Here is the latest from WeatherBug Meteorologist Dustin Devine
Hanna bearing down on Carolina Coast – Landfall expected as strong Tropical Storm and near hurricane strength around 2-3am.
Infared Satellite imagery shows strong, deep convection becoming more uniform around the center of circulation this evening. However, it may be too little-too late to achieve hurricane status as the center is now within 100 miles of the coast and still rocketing northward. The edge of the main rain shield continues to lash the coast of South Carolina and southern North Carolina with rainfall totals already pushing 3 inches in these areas. The initial outer rain bands associated with Hanna’s huge circulation have made it as far north as Cumberland ,Md. and Philadelphia, Pa.

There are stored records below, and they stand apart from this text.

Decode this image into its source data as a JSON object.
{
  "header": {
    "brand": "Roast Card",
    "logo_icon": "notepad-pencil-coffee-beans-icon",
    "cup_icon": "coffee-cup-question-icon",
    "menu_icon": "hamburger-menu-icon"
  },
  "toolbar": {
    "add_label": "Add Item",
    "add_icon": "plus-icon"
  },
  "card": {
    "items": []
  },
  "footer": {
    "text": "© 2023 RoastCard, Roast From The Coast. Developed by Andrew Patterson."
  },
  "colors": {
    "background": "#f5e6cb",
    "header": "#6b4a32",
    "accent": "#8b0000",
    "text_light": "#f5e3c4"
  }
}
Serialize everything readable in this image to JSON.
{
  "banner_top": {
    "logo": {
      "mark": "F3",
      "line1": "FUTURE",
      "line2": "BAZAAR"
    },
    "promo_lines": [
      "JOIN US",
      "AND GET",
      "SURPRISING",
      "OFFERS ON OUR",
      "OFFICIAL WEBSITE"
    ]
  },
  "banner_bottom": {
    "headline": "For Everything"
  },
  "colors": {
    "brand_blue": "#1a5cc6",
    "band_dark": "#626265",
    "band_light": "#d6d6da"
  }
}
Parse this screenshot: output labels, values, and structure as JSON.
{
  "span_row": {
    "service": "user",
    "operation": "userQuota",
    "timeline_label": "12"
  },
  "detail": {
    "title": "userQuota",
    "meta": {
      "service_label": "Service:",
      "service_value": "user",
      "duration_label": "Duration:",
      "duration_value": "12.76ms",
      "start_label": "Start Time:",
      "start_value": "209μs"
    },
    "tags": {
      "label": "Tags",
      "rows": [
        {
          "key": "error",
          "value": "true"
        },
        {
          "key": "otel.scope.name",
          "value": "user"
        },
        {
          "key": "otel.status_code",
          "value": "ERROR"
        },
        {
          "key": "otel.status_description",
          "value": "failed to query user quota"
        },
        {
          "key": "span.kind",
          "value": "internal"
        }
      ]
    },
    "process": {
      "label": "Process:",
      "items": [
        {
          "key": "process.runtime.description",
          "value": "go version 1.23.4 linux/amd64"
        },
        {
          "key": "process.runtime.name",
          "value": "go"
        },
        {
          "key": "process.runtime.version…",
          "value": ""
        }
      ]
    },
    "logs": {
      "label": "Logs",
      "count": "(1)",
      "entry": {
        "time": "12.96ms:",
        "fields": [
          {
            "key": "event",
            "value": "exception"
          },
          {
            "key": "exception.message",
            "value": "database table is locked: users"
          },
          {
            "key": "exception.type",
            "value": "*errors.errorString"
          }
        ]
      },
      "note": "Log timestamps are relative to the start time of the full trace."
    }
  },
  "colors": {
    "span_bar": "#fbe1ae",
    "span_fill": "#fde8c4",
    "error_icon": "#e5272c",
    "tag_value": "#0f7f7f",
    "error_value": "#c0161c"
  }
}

As of 11 p.m., Hanna was centered at 32.4N, 79.1W and was racing north at 20 mph. Sustained winds were 70 mph. Hanna is moving at such great speed that it is unlikely to attain hurricane status prior to landfall. Central pressure had risen back to dipped down to 984 mb earlier today (5 p.m.), but is now backing down to 978 mb, or 28.88 inches.
Hanna is expected to make landfall near the North Carolina-South Carolina border between 2 a.m. and 4 a.m. tomorrow. Torrential rains and strong winds will spread inland throughout the Carolinas through early Saturday. By 8 p.m. Saturday, the center of Hanna will be near Atlantic City, N.J., and continue racing up the eastern seaboard , near Long Island by 2 a.m. Sunday, and northeast of Cape Cod by 8 a.m. Sunday morning. Hanna will deal a glancing blow to New England on Sunday as it heads off for Nova Scotia by Sunday afternoon, then Newfoundland early Monday.
Recall that Hanna is a massive storm, in that Tropical Storm force winds (39 mph and higher) extend up to 290 miles from the center. The Hurricane Watch continues for the North and South Carolina beaches (Edisto Beach to North Carolina-Virginia border). Tropical Storm Watches include Boston Harbor. Tropical Storm Warnings extend from the South Carolina-Georgia border up to Watch Hill, R.I. New York, Baltimore, Washington, D.C., and Norfolk, Va., are among the major Mid-Atlantic cities covered by this warning. Inland, Tropical Storm Wind Warnings stretch into far eastern Pennsylvania and the Blue Ridge Mountains towards Charlottesville, Va.
Due to Hanna’s speed, the rainfall totals will likely be limited to 3 to 6 inches. This will probably trigger Flash Flooding, with such copious amounts of rain falling in a fairly short period of time, and watches are posted from Downeast Maine to Charlotte, N.C. Climatology and past storms lean toward an even faster pace for storms taking this track and being pulled northward by the continental flow. If the storm moves faster, this will be good news for rainfall threat as the amounts will be lower. Later discussions will have more information on the overall speed and implications.
In addition to the tropical threats (flooding rains and high winds), isolated tornadoes are possible with the bands moving inland from the east. There is a Tornado Watch for eastern North and South Carolina. The threat for tornadoes will shift northward along the Mid-Atlantic coast on Saturday. Tornado threats are normally limited to areas east of the track, so threats will primarily be limited to eastern NC, SE Virginia and the eastern shore of Maryland and southern Delaware.
The next complete technical discussion will be issued around 5 a.m. EDT. An earlier discussion may be necessary if the track is deviating from current forecasts.
For complete WeatherBug coverage of Hanna, please refer to: http://weather.weatherbug.com/hurricanes/hurricane-Hanna-2008.html